▸ What the exercise asks
Set the entries down once more, exactly as they are worded.

▸ Extracted information
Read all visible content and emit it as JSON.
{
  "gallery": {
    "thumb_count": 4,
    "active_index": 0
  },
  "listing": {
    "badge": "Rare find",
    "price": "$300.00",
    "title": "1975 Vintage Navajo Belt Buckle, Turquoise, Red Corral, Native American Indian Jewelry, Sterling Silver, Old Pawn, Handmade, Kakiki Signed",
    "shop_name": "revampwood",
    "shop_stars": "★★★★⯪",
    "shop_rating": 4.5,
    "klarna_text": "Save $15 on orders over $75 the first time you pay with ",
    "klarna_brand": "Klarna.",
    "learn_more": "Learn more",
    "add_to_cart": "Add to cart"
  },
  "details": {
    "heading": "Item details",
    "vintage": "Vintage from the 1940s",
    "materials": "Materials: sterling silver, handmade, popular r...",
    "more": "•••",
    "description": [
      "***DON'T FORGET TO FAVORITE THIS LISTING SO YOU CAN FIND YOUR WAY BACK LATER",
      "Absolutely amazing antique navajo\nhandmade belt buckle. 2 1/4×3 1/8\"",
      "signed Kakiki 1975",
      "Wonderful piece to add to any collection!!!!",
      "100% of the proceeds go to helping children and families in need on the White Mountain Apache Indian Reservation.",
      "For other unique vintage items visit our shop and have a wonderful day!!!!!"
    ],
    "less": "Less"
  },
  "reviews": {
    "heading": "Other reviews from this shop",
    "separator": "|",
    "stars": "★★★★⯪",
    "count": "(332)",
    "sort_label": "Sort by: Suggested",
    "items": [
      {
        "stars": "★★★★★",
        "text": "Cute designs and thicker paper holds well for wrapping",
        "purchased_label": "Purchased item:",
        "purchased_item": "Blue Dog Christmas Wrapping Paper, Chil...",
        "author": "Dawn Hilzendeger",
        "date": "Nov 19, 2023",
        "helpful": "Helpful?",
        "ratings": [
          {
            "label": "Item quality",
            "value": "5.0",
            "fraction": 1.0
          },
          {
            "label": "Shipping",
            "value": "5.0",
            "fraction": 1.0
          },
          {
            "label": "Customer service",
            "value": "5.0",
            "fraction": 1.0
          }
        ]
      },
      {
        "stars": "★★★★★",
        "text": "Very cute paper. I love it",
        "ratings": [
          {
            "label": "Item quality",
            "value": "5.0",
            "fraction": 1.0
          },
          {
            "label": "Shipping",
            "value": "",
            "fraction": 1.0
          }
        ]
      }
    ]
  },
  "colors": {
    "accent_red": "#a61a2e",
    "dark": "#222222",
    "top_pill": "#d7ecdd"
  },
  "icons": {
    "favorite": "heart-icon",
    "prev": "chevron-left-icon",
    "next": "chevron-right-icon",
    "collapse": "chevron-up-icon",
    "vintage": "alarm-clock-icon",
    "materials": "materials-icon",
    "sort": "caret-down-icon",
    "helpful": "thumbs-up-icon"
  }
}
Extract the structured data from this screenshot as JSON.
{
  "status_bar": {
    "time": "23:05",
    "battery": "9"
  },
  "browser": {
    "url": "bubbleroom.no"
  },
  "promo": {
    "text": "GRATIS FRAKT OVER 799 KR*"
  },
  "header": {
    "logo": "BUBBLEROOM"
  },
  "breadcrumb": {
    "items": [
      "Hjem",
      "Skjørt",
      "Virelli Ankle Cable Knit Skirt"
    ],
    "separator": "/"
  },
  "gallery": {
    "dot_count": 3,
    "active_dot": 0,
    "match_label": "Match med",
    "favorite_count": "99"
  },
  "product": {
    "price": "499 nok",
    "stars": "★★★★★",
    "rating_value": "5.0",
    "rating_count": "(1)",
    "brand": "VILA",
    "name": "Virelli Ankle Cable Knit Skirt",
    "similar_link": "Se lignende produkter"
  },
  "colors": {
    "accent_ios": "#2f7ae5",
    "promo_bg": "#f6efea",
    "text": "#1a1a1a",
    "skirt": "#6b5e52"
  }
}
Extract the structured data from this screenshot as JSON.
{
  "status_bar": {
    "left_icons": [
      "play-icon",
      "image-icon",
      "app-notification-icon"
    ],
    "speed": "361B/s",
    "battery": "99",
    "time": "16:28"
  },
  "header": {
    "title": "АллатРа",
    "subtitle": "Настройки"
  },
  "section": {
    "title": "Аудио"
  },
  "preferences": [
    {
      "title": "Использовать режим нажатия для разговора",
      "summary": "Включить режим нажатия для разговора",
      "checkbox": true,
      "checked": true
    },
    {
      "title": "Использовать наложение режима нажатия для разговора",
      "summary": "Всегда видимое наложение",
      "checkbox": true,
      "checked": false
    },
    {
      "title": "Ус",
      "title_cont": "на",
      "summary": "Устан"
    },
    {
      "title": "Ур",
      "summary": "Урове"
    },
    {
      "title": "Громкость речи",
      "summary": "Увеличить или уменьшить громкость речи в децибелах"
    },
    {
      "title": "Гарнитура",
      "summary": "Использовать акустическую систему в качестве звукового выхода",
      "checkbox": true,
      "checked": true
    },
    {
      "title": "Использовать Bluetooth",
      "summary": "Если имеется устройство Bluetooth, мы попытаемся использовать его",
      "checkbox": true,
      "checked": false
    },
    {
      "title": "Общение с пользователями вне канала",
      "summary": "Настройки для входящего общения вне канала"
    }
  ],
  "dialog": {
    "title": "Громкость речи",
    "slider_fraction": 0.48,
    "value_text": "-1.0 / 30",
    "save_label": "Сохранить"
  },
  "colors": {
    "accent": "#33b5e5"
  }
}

▸ Exercise solution
Read all visible content and emit it as JSON.
{
  "gallery": {
    "thumb_count": 4,
    "active_index": 0
  },
  "listing": {
    "badge": "Rare find",
    "price": "$300.00",
    "title": "1975 Vintage Navajo Belt Buckle, Turquoise, Red Corral, Native American Indian Jewelry, Sterling Silver, Old Pawn, Handmade, Kakiki Signed",
    "shop_name": "revampwood",
    "shop_stars": "★★★★⯪",
    "shop_rating": 4.5,
    "klarna_text": "Save $15 on orders over $75 the first time you pay with ",
    "klarna_brand": "Klarna.",
    "learn_more": "Learn more",
    "add_to_cart": "Add to cart"
  },
  "details": {
    "heading": "Item details",
    "vintage": "Vintage from the 1940s",
    "materials": "Materials: sterling silver, handmade, popular r...",
    "more": "•••",
    "description": [
      "***DON'T FORGET TO FAVORITE THIS LISTING SO YOU CAN FIND YOUR WAY BACK LATER",
      "Absolutely amazing antique navajo\nhandmade belt buckle. 2 1/4×3 1/8\"",
      "signed Kakiki 1975",
      "Wonderful piece to add to any collection!!!!",
      "100% of the proceeds go to helping children and families in need on the White Mountain Apache Indian Reservation.",
      "For other unique vintage items visit our shop and have a wonderful day!!!!!"
    ],
    "less": "Less"
  },
  "reviews": {
    "heading": "Other reviews from this shop",
    "separator": "|",
    "stars": "★★★★⯪",
    "count": "(332)",
    "sort_label": "Sort by: Suggested",
    "items": [
      {
        "stars": "★★★★★",
        "text": "Cute designs and thicker paper holds well for wrapping",
        "purchased_label": "Purchased item:",
        "purchased_item": "Blue Dog Christmas Wrapping Paper, Chil...",
        "author": "Dawn Hilzendeger",
        "date": "Nov 19, 2023",
        "helpful": "Helpful?",
        "ratings": [
          {
            "label": "Item quality",
            "value": "5.0",
            "fraction": 1.0
          },
          {
            "label": "Shipping",
            "value": "5.0",
            "fraction": 1.0
          },
          {
            "label": "Customer service",
            "value": "5.0",
            "fraction": 1.0
          }
        ]
      },
      {
        "stars": "★★★★★",
        "text": "Very cute paper. I love it",
        "ratings": [
          {
            "label": "Item quality",
            "value": "5.0",
            "fraction": 1.0
          },
          {
            "label": "Shipping",
            "value": "",
            "fraction": 1.0
          }
        ]
      }
    ]
  },
  "colors": {
    "accent_red": "#a61a2e",
    "dark": "#222222",
    "top_pill": "#d7ecdd"
  },
  "icons": {
    "favorite": "heart-icon",
    "prev": "chevron-left-icon",
    "next": "chevron-right-icon",
    "collapse": "chevron-up-icon",
    "vintage": "alarm-clock-icon",
    "materials": "materials-icon",
    "sort": "caret-down-icon",
    "helpful": "thumbs-up-icon"
  }
}
Extract the structured data from this screenshot as JSON.
{
  "status_bar": {
    "time": "23:05",
    "battery": "9"
  },
  "browser": {
    "url": "bubbleroom.no"
  },
  "promo": {
    "text": "GRATIS FRAKT OVER 799 KR*"
  },
  "header": {
    "logo": "BUBBLEROOM"
  },
  "breadcrumb": {
    "items": [
      "Hjem",
      "Skjørt",
      "Virelli Ankle Cable Knit Skirt"
    ],
    "separator": "/"
  },
  "gallery": {
    "dot_count": 3,
    "active_dot": 0,
    "match_label": "Match med",
    "favorite_count": "99"
  },
  "product": {
    "price": "499 nok",
    "stars": "★★★★★",
    "rating_value": "5.0",
    "rating_count": "(1)",
    "brand": "VILA",
    "name": "Virelli Ankle Cable Knit Skirt",
    "similar_link": "Se lignende produkter"
  },
  "colors": {
    "accent_ios": "#2f7ae5",
    "promo_bg": "#f6efea",
    "text": "#1a1a1a",
    "skirt": "#6b5e52"
  }
}
Extract the structured data from this screenshot as JSON.
{
  "status_bar": {
    "left_icons": [
      "play-icon",
      "image-icon",
      "app-notification-icon"
    ],
    "speed": "361B/s",
    "battery": "99",
    "time": "16:28"
  },
  "header": {
    "title": "АллатРа",
    "subtitle": "Настройки"
  },
  "section": {
    "title": "Аудио"
  },
  "preferences": [
    {
      "title": "Использовать режим нажатия для разговора",
      "summary": "Включить режим нажатия для разговора",
      "checkbox": true,
      "checked": true
    },
    {
      "title": "Использовать наложение режима нажатия для разговора",
      "summary": "Всегда видимое наложение",
      "checkbox": true,
      "checked": false
    },
    {
      "title": "Ус",
      "title_cont": "на",
      "summary": "Устан"
    },
    {
      "title": "Ур",
      "summary": "Урове"
    },
    {
      "title": "Громкость речи",
      "summary": "Увеличить или уменьшить громкость речи в децибелах"
    },
    {
      "title": "Гарнитура",
      "summary": "Использовать акустическую систему в качестве звукового выхода",
      "checkbox": true,
      "checked": true
    },
    {
      "title": "Использовать Bluetooth",
      "summary": "Если имеется устройство Bluetooth, мы попытаемся использовать его",
      "checkbox": true,
      "checked": false
    },
    {
      "title": "Общение с пользователями вне канала",
      "summary": "Настройки для входящего общения вне канала"
    }
  ],
  "dialog": {
    "title": "Громкость речи",
    "slider_fraction": 0.48,
    "value_text": "-1.0 / 30",
    "save_label": "Сохранить"
  },
  "colors": {
    "accent": "#33b5e5"
  }
}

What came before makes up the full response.